§ ABOUT THIS EXERCISE
Locate each line below that includes "your" and reproduce it.

[Dataset rows for apps and sites]
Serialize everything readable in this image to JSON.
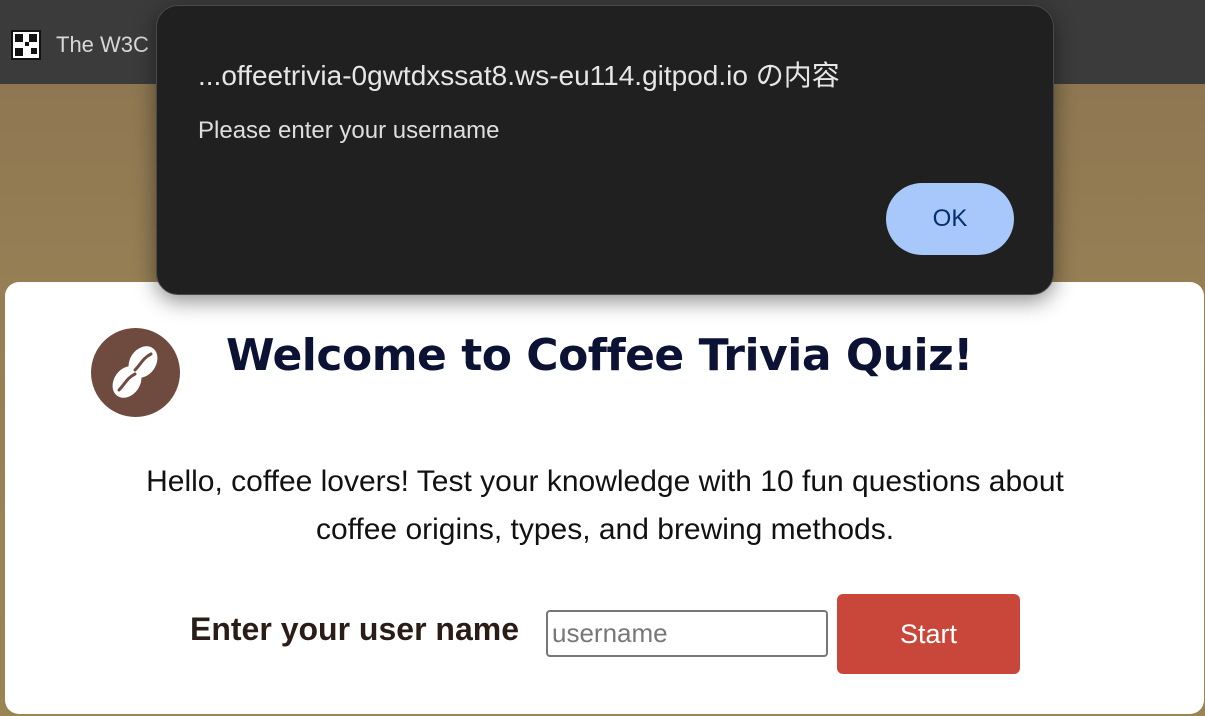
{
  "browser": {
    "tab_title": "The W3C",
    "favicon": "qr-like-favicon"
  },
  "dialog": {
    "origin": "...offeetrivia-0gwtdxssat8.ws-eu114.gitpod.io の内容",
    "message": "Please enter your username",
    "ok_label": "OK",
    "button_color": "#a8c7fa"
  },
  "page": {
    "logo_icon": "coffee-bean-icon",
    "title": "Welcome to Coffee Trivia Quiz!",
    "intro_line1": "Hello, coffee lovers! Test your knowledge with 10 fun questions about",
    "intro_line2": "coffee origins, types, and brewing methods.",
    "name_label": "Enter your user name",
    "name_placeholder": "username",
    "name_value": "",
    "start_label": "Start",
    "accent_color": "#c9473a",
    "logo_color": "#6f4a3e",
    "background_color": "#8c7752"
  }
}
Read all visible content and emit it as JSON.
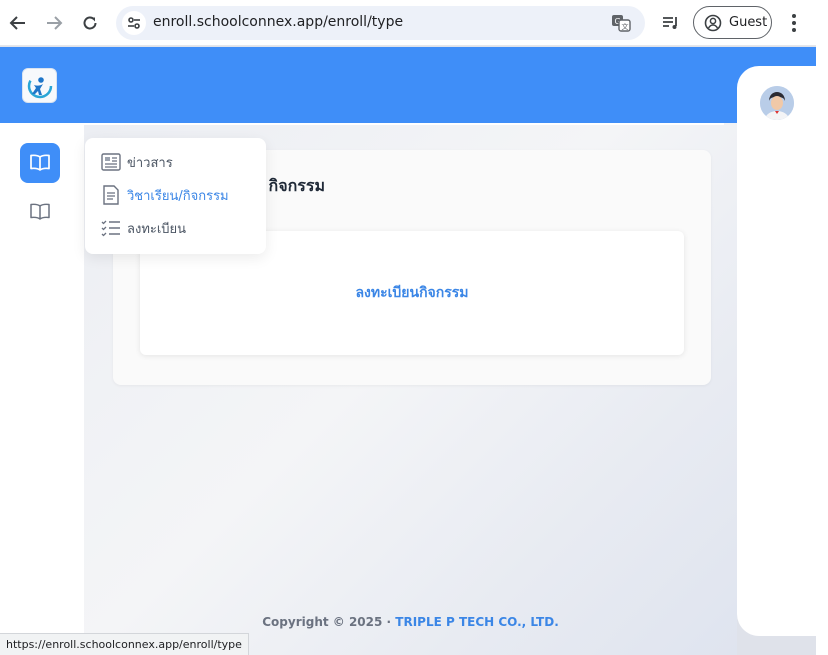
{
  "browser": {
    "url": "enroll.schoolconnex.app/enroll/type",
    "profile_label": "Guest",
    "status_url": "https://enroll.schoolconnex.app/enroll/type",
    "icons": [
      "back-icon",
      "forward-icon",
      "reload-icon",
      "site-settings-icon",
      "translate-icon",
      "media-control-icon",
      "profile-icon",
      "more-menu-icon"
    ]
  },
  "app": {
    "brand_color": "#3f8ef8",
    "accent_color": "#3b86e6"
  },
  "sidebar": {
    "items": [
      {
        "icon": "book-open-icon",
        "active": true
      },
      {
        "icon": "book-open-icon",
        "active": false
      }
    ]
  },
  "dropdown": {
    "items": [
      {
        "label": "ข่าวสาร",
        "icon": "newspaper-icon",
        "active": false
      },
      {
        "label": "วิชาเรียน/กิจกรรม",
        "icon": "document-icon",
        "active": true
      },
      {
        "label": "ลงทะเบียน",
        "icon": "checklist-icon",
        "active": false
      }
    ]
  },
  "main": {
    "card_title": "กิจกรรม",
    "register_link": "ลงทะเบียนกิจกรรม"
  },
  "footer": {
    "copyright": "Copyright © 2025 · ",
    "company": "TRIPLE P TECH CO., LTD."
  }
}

§ WRITTEN REPLY
    "message": "Please enter your username",
    "intro_line1": "Hello, coffee lovers! Test your knowledge with 10 fun questions about",
    "name_label": "Enter your user name",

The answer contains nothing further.